In the records below, which lines include "date"? Copy them.

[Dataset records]
▶

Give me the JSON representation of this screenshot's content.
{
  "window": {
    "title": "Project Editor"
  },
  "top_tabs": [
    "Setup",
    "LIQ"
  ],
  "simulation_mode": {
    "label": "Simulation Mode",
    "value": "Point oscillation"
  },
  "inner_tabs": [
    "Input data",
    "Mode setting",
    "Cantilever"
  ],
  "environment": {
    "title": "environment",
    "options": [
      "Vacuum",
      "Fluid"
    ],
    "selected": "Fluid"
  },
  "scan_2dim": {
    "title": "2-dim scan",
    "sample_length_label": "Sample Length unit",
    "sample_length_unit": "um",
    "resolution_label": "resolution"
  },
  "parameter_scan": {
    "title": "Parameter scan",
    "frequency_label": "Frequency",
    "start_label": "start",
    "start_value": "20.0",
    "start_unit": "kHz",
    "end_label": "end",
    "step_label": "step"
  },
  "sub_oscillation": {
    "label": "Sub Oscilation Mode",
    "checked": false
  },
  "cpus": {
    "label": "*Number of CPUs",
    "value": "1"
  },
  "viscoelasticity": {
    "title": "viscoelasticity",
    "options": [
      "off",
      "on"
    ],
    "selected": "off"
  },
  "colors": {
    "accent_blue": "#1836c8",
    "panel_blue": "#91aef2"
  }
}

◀
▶

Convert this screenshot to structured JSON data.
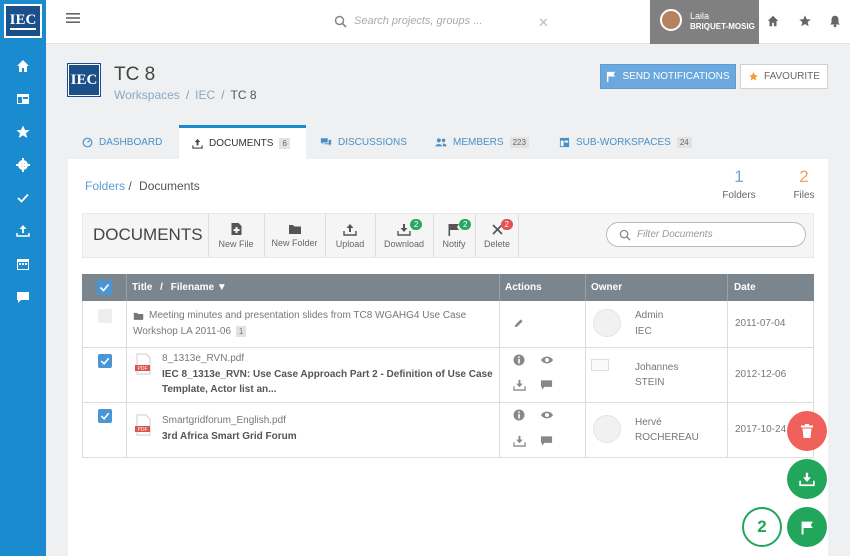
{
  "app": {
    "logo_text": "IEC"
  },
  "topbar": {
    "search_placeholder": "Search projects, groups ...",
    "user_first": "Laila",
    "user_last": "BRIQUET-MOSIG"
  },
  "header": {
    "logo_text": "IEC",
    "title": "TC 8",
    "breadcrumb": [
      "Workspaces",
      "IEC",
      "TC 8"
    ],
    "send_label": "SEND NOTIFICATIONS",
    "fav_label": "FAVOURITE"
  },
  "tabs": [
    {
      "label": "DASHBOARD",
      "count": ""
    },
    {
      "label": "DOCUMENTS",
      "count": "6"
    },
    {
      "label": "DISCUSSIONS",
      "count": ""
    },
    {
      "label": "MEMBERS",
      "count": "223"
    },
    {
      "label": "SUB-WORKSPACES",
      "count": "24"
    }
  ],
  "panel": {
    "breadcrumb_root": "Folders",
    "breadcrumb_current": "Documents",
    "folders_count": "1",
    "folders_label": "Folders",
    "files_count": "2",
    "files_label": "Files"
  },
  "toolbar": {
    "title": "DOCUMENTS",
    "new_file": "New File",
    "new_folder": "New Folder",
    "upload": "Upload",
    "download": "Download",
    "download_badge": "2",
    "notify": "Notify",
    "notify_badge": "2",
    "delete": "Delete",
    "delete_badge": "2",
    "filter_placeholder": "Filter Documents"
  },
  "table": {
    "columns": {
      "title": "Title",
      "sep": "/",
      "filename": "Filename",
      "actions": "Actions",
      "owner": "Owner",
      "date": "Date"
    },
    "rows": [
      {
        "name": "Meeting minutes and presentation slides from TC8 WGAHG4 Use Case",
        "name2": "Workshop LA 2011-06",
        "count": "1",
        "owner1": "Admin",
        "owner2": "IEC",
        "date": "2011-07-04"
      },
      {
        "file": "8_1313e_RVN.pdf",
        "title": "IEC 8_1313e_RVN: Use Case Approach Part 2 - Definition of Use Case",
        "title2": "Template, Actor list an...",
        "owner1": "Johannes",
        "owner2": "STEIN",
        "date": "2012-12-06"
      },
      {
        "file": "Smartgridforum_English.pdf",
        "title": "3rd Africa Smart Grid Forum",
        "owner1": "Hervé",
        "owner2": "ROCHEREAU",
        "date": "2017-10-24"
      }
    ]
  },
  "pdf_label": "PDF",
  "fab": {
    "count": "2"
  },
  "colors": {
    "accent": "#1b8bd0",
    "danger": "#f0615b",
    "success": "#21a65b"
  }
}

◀
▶

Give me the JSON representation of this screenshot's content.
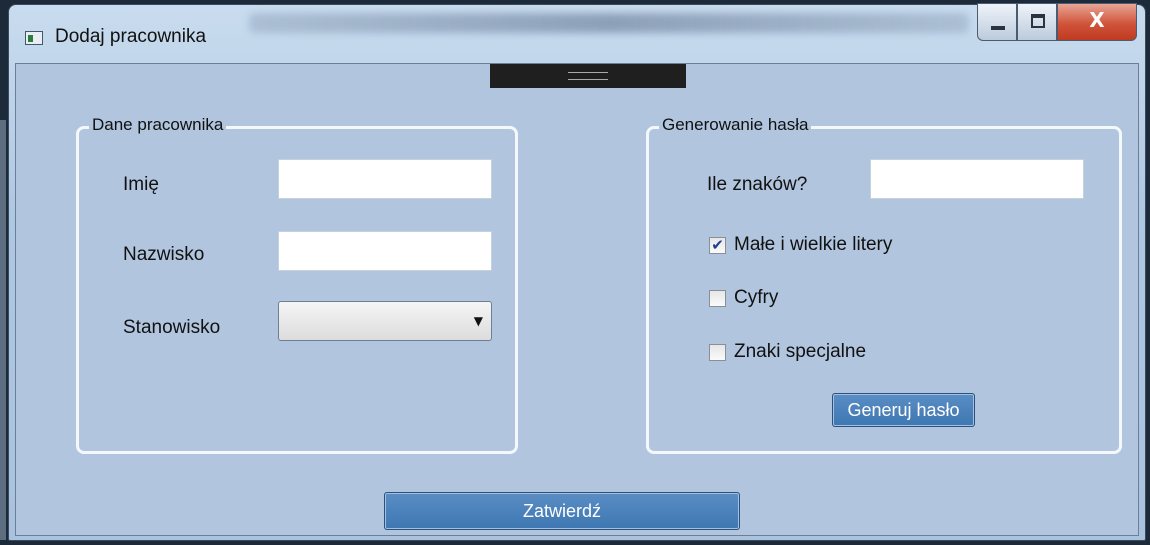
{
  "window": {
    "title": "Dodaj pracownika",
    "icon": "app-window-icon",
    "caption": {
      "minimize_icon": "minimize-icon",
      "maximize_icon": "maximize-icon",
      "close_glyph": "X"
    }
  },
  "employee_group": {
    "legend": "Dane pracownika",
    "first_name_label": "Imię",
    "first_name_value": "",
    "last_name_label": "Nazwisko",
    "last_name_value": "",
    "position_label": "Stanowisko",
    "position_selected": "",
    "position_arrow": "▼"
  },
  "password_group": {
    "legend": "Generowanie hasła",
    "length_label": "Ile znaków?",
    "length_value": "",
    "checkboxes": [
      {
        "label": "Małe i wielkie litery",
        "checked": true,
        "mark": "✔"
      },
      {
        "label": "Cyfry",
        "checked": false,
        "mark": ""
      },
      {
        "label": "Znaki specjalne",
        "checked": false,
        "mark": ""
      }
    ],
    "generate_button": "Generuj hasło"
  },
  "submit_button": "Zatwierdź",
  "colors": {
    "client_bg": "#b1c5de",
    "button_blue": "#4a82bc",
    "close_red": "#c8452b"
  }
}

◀

- **Answer for the task**:
      "date": "Date"
        "date": "2011-07-04"
        "date": "2012-12-06"
        "date": "2017-10-24"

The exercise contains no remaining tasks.